Why do contact lenses make allergies worse?

Did you know that the Alamo City ranked as the seventh-worst city for allergies in the U.S.? On a 100-point scale in which a higher score will land a city among the worst, San Antonio received a score of 87.21.

And for those people that wear contact lenses and suffer from contact lens intolerance or CLI, it can make their condition even worse. CLI is defined as an inability to wear contact lenses without pain or irritation. It can be a temporary condition from irritated or allergy-inflamed eyes, or a more permanent problem, causing the contact lens wearer to give up on them completely.

A vast swath of our population suffers from allergies, and the pollen and dander that causes inflammation in their eyes can cause significant issues with your lenses. It can actually prolong your allergies as the moist surfaces of contact lenses allow allergens such as spores, pollens, and dust to stick to them, and rubbing pushes those allergens into your eyes. Allergens such as dust and pollen can also build up on your contact lenses over time. So, those with contact lens intolerance find it becomes worse during allergy season – increasing the pain and discomfort in contact lenses.

Identifying allergy-related contact lens intolerance isn’t hard. Itching, burning, and redness, especially during allergy season, are all hallmark signs of allergy-related contact lens intolerance.

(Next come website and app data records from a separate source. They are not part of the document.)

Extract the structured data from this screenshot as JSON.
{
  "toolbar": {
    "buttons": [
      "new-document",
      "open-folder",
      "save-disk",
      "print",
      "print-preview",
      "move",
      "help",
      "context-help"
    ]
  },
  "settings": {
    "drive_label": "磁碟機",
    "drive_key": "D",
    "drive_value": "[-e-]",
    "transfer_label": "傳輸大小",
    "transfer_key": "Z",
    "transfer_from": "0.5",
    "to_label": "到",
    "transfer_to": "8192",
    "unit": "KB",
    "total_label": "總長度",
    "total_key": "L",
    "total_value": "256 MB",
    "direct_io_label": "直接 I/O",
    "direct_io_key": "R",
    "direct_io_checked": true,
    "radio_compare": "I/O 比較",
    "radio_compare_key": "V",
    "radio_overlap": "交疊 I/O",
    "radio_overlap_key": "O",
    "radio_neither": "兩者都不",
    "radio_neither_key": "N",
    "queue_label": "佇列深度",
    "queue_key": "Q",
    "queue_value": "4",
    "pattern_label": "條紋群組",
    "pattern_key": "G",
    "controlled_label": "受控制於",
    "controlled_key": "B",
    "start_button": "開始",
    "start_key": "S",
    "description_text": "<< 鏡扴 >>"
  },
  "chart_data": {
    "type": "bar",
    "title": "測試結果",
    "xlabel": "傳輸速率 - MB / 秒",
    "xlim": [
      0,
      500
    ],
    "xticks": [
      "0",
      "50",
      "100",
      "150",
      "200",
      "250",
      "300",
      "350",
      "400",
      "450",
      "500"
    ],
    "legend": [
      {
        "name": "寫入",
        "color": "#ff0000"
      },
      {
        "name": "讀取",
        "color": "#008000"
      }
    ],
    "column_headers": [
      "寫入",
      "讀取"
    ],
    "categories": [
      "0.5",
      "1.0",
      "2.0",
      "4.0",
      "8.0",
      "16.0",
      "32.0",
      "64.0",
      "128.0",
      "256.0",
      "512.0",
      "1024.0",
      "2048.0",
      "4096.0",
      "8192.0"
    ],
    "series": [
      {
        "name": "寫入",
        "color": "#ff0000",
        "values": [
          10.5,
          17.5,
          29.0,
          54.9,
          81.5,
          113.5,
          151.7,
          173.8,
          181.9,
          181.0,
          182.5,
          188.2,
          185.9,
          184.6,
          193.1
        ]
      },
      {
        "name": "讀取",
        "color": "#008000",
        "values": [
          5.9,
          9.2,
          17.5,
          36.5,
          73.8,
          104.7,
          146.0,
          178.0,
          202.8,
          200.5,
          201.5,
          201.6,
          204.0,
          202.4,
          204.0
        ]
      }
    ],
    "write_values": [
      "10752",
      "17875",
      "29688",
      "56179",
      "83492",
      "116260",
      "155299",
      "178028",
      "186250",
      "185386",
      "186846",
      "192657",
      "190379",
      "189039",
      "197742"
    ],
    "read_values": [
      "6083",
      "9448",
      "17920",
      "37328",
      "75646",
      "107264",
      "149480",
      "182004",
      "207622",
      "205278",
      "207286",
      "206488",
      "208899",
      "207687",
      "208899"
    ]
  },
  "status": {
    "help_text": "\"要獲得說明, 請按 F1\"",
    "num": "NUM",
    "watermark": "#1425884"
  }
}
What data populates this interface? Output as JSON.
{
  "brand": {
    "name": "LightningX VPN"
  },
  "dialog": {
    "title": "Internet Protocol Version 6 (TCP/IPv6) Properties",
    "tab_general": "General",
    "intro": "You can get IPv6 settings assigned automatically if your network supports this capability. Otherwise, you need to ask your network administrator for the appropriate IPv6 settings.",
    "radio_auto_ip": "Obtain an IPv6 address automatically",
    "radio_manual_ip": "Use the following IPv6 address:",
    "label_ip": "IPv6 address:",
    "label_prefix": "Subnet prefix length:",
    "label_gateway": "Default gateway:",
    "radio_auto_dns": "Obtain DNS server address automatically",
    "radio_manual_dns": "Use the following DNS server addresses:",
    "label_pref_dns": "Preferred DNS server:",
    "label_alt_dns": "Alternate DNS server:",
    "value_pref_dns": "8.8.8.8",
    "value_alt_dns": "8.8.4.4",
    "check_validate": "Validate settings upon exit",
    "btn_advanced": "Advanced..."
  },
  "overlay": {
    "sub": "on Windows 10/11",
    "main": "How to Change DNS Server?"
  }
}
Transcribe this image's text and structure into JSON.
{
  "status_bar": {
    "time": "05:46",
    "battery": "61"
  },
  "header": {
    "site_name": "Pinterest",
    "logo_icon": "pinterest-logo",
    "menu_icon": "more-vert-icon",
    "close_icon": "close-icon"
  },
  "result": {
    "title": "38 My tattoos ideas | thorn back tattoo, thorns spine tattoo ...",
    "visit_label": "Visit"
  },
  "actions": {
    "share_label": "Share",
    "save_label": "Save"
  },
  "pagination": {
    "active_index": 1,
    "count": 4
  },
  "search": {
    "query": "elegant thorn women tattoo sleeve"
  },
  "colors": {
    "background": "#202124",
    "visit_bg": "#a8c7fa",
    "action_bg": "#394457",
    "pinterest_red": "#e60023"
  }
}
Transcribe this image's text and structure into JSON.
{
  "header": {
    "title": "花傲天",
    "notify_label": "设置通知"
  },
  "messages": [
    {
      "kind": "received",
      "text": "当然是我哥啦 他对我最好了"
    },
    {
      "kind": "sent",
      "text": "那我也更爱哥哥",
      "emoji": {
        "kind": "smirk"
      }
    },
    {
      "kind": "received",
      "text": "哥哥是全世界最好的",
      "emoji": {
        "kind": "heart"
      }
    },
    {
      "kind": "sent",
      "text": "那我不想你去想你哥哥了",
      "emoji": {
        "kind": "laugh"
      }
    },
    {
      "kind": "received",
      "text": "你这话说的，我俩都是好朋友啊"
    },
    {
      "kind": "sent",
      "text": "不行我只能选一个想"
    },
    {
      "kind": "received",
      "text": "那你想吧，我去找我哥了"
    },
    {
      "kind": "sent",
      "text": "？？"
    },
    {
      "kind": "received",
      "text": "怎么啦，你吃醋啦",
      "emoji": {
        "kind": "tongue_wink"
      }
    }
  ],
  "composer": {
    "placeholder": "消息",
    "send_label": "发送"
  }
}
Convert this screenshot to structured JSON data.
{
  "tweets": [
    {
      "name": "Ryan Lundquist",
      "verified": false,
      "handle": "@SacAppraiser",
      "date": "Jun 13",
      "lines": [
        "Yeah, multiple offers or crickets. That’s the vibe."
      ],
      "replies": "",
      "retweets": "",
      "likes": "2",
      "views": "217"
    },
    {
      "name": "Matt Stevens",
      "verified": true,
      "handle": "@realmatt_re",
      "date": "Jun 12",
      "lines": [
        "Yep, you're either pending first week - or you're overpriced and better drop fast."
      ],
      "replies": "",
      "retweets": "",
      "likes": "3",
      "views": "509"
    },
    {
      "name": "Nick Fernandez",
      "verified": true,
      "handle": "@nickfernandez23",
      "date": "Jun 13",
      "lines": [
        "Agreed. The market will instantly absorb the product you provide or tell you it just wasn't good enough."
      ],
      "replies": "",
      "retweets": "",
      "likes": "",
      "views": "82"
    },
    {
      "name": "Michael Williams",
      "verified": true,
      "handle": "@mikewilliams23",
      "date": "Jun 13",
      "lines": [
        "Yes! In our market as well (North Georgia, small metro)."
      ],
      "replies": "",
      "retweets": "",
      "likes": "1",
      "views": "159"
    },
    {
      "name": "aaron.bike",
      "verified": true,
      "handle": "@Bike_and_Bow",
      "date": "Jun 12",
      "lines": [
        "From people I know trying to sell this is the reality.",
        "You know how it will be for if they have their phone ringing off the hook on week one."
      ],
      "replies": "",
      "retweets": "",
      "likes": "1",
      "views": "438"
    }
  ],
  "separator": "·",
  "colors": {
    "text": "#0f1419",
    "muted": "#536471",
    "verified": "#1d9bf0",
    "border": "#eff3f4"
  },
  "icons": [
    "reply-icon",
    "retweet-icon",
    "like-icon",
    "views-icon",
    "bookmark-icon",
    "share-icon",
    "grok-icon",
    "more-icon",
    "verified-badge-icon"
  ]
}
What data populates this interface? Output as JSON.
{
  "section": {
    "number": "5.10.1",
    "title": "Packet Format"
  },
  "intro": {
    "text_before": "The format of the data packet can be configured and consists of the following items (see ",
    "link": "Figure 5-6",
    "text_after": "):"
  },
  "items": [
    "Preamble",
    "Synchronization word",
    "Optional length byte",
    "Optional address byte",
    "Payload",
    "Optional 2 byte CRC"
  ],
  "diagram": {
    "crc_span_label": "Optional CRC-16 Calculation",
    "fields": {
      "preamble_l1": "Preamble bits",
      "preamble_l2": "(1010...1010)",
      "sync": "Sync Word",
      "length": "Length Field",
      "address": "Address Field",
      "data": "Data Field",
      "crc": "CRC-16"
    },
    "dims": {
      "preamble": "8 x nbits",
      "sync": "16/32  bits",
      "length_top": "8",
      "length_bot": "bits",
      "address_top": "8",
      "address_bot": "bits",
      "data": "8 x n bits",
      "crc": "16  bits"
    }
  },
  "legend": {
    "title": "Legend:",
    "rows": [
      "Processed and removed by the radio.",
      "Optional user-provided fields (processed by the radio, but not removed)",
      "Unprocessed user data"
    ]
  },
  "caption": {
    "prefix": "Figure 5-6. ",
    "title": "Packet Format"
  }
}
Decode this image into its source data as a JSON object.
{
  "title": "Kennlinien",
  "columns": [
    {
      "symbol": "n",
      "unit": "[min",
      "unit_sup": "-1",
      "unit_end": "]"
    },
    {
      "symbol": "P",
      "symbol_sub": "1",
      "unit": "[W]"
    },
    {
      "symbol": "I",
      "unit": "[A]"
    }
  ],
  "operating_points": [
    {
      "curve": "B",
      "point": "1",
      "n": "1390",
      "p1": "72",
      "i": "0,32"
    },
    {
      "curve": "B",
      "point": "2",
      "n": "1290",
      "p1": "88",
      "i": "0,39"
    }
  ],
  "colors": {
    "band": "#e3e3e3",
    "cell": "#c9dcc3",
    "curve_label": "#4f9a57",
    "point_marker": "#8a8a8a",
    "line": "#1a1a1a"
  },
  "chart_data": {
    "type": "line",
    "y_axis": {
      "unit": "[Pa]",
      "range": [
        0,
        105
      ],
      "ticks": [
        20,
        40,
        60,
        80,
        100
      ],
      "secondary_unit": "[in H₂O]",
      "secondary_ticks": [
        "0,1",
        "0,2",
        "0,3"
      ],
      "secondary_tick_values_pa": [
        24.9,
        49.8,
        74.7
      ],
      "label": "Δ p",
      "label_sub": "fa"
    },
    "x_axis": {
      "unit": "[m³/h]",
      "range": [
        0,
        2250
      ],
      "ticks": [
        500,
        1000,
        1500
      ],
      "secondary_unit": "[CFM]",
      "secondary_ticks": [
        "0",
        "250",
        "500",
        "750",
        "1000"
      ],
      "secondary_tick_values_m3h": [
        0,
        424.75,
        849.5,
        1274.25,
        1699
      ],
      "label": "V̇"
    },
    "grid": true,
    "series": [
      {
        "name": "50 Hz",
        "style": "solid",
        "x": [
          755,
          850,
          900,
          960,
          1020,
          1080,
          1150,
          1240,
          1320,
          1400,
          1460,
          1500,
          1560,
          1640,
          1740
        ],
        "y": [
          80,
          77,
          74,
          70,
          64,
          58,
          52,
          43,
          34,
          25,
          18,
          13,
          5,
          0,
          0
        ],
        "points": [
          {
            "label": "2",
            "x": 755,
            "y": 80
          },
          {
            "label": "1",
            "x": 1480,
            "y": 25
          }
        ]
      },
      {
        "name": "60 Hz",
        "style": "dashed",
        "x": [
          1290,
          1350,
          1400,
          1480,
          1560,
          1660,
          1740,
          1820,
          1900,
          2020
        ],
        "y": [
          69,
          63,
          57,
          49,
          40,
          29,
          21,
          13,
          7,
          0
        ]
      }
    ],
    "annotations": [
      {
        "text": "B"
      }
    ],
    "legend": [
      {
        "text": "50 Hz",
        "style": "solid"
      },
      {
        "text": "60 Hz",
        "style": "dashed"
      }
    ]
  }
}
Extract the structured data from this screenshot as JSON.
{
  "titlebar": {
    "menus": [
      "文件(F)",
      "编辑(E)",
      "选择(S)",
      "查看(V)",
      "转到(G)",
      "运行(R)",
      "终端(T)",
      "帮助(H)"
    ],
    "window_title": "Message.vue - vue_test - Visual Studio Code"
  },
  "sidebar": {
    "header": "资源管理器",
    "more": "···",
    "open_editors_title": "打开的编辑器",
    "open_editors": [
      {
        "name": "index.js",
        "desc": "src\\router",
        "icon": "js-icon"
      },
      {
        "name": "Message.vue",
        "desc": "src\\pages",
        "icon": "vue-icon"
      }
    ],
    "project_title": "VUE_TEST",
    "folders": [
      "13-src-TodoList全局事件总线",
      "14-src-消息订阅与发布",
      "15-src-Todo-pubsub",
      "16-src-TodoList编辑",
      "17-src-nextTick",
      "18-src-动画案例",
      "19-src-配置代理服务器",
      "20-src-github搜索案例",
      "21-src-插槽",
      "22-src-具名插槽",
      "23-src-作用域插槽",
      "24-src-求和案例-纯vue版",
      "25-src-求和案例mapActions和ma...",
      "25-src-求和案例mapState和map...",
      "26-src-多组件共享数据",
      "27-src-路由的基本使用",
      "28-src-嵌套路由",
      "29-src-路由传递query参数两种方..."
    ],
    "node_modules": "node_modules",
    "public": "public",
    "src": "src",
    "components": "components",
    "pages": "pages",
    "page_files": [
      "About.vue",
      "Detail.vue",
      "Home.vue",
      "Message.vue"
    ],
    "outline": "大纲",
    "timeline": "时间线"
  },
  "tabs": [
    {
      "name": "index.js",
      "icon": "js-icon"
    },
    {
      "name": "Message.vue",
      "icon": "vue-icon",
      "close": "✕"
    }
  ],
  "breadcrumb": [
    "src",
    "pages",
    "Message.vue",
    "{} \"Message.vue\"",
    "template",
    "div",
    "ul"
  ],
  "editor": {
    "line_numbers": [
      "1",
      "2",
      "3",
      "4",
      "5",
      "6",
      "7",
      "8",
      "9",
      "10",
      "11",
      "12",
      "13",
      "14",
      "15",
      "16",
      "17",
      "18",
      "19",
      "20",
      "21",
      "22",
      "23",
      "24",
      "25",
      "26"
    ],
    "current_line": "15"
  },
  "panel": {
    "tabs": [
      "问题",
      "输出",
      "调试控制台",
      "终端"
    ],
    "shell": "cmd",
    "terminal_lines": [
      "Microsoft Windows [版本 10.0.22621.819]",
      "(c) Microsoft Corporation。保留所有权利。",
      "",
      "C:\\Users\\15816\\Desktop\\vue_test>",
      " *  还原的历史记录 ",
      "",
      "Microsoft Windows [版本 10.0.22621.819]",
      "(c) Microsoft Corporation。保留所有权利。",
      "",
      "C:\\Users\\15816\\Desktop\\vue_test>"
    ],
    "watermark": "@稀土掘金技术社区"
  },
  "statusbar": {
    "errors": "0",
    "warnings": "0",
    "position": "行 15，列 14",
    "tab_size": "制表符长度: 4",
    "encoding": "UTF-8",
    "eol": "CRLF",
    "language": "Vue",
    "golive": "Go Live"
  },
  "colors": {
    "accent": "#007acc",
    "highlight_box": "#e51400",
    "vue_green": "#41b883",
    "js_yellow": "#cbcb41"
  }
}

When Your Allergies Get in the Way of Your Lenses

If you have allergies, then consider that contact lenses might not be the best option for you. Here are a few suggestions that may help:

Try really cleaning lenses: Eye irritation during allergy season is often from a build-up of allergens on your contact lenses. All of those eye irritating particles love to hang out on your contact lenses. Rigorously cleaning your contact lenses, often multiple times a day (especially when outdoors) can provide temporary relief.

Try different lenses: It’s common for allergies to cause eye irritation, but they do not always lead to CLI. It may depend on what type of contact lens material you’re trying, how often you wear them, and anything else going on with your health. Different brands of lenses may allow more oxygen to pass through and around the lens resulting in less irritation.

Try antihistamine drops: Anti-allergy eye drops can reduce irritation from allergies but be sure to check to make sure the brand you’re using is compatible with your contact lenses. Remember that it may take a few minutes for the eye drops to take effect, so remove your contacts and give your eyes a break (wear your glasses!) until you’re not feeling any more irritation.

Try daily contacts. During pollen season, wear daily contact lenses. They can quickly be taken off and disposed of before they accumulate enough pollen and other allergens to cause problems.

Say Goodbye to Allergy-Driven Contact Lens Irritation

Try Eye Surgery. One of the best solutions to seeing your way clearly, even during allergy season, is to eliminate contact lens intolerance completely with SMILE laser vision correction.

With over four million SMILE LASIK procedures performed worldwide, SMILE is quickly becoming the new standard in laser vision correction. Parkhurst NuVision is The entire treatment is completed in under 30 seconds, and most patients return to work the next day. The agonizing symptoms of allergy-related contact lens intolerance are immediately gone, and there is no wait time for resuming your daily activities.

The Best Time to Get SMILE

Get ahead of the game! Mountain cedar fever starts in December and usually lasts through March. But that’s when tree pollen kicks into high gear, then of course followed by grass and weed pollen. Oh, the joys of living in Texas! But we seriously wouldn’t want to live anywhere else! Now is the time to take care of your CLI and get relief from those irritable contacts.

For more information about SMILE LASIK and other procedures that eliminate the need for contacts and glasses, take our self test , call Parkhurst NuVision at (210) 585-2020 or click here to schedule a consultation.